_Problem:_
Scan the following material for the string "Automatically" and copy each line in which it appears.

_Exercise data:_
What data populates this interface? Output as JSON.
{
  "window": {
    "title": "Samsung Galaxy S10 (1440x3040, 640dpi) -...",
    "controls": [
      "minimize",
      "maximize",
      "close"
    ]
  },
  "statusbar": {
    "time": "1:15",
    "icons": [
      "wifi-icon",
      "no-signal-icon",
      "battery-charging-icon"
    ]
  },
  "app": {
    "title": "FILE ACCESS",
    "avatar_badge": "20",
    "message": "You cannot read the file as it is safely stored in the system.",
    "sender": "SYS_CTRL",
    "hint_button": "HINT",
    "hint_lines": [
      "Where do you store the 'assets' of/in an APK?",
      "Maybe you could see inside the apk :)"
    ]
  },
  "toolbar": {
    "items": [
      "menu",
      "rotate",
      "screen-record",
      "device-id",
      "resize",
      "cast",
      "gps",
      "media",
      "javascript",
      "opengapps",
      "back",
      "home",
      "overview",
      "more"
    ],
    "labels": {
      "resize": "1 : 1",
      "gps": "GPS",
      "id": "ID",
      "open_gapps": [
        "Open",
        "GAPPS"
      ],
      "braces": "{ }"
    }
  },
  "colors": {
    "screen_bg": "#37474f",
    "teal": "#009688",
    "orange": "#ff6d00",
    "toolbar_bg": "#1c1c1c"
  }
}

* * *

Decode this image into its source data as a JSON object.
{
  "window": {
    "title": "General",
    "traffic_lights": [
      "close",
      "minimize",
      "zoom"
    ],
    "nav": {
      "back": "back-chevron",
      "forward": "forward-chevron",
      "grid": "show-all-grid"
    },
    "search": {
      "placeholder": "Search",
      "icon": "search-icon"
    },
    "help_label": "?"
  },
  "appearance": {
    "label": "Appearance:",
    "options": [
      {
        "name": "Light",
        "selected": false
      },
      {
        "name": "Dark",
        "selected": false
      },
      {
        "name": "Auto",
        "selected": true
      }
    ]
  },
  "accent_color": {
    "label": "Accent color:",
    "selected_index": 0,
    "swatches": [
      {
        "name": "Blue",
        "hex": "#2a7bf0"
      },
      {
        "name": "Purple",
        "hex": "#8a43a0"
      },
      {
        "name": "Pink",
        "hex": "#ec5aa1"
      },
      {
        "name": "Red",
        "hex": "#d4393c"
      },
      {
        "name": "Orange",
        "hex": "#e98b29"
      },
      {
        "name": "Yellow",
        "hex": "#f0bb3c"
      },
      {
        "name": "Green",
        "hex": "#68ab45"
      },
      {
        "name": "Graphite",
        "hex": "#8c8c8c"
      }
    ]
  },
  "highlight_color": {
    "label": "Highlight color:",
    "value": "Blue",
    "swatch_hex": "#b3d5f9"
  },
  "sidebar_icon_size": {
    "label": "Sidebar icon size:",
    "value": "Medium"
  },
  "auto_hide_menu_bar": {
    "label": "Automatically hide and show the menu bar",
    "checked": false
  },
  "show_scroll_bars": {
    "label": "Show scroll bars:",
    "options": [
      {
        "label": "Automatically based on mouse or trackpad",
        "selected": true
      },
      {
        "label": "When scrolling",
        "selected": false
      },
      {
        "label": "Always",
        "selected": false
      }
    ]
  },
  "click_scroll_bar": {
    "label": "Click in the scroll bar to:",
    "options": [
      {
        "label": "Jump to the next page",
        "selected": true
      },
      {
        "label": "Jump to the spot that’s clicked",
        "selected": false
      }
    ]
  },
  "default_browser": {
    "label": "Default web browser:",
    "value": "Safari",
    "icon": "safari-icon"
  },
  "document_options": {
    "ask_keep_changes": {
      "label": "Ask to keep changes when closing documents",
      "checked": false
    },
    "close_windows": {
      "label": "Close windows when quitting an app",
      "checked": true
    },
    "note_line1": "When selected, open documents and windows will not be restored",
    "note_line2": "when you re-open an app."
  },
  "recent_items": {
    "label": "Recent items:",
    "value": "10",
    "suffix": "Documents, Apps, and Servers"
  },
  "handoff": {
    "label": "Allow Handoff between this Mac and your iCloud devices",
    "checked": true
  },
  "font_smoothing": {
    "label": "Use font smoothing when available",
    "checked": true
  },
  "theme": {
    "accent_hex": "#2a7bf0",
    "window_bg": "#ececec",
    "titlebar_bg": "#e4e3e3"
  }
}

_Answer section:_
    "label": "Automatically hide and show the menu bar",
        "label": "Automatically based on mouse or trackpad",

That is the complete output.